** Opening DATA FOR ANALYSIS block **

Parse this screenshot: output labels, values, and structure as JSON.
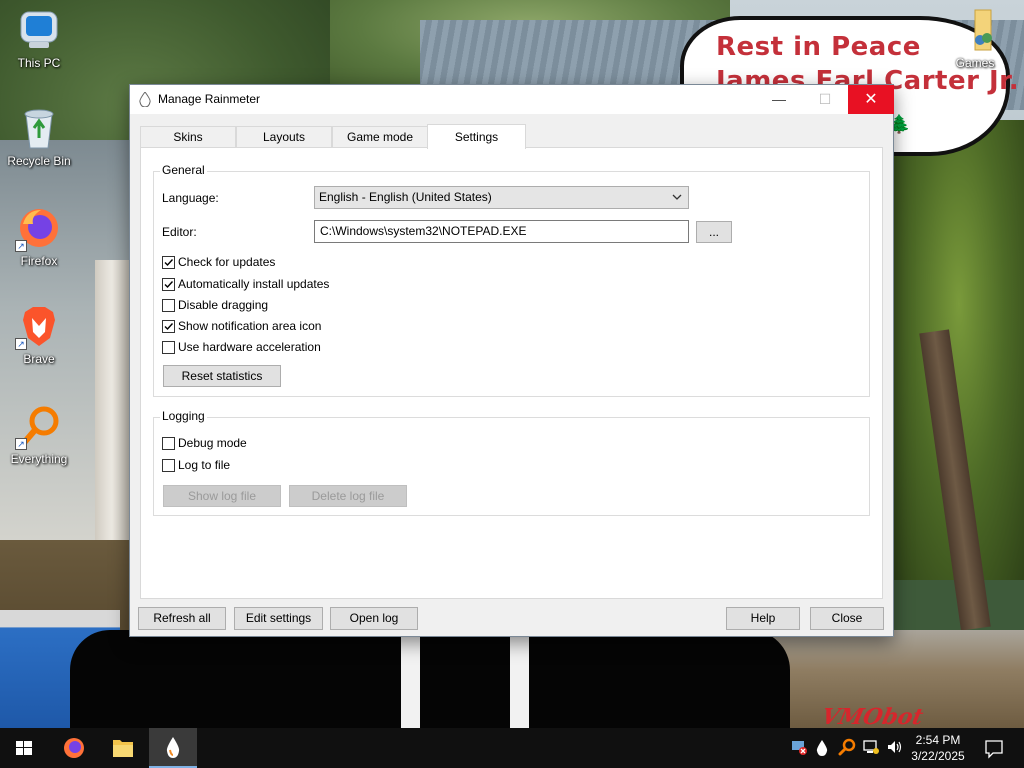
{
  "wallpaper": {
    "bubble_line1": "Rest in Peace",
    "bubble_line2": "James Earl Carter Jr.",
    "watermark": "VMObot"
  },
  "desktop": {
    "icons": [
      {
        "label": "This PC",
        "icon": "computer-icon"
      },
      {
        "label": "Recycle Bin",
        "icon": "recycle-bin-icon"
      },
      {
        "label": "Firefox",
        "icon": "firefox-icon"
      },
      {
        "label": "Brave",
        "icon": "brave-icon"
      },
      {
        "label": "Everything",
        "icon": "everything-search-icon"
      },
      {
        "label": "Games",
        "icon": "games-folder-icon"
      }
    ]
  },
  "window": {
    "title": "Manage Rainmeter",
    "controls": {
      "minimize": "—",
      "maximize": "☐",
      "close": "✕"
    },
    "tabs": [
      {
        "label": "Skins"
      },
      {
        "label": "Layouts"
      },
      {
        "label": "Game mode"
      },
      {
        "label": "Settings",
        "active": true
      }
    ],
    "general": {
      "title": "General",
      "language_label": "Language:",
      "language_value": "English - English (United States)",
      "editor_label": "Editor:",
      "editor_value": "C:\\Windows\\system32\\NOTEPAD.EXE",
      "browse_label": "...",
      "checkboxes": [
        {
          "label": "Check for updates",
          "checked": true
        },
        {
          "label": "Automatically install updates",
          "checked": true
        },
        {
          "label": "Disable dragging",
          "checked": false
        },
        {
          "label": "Show notification area icon",
          "checked": true
        },
        {
          "label": "Use hardware acceleration",
          "checked": false
        }
      ],
      "reset_label": "Reset statistics"
    },
    "logging": {
      "title": "Logging",
      "checkboxes": [
        {
          "label": "Debug mode",
          "checked": false
        },
        {
          "label": "Log to file",
          "checked": false
        }
      ],
      "show_log_label": "Show log file",
      "delete_log_label": "Delete log file"
    },
    "footer": {
      "refresh_all": "Refresh all",
      "edit_settings": "Edit settings",
      "open_log": "Open log",
      "help": "Help",
      "close": "Close"
    }
  },
  "taskbar": {
    "items": [
      "start-button",
      "firefox",
      "file-explorer",
      "rainmeter"
    ],
    "tray_icons": [
      "network-warning-icon",
      "rainmeter-tray-icon",
      "everything-tray-icon",
      "network-icon",
      "volume-icon"
    ],
    "clock_time": "2:54 PM",
    "clock_date": "3/22/2025"
  },
  "colors": {
    "accent": "#e81123",
    "bubble_text": "#c4303a",
    "taskbar": "#101010"
  }
}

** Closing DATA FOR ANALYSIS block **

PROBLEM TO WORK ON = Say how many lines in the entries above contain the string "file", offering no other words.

TASK RESPONSE = 4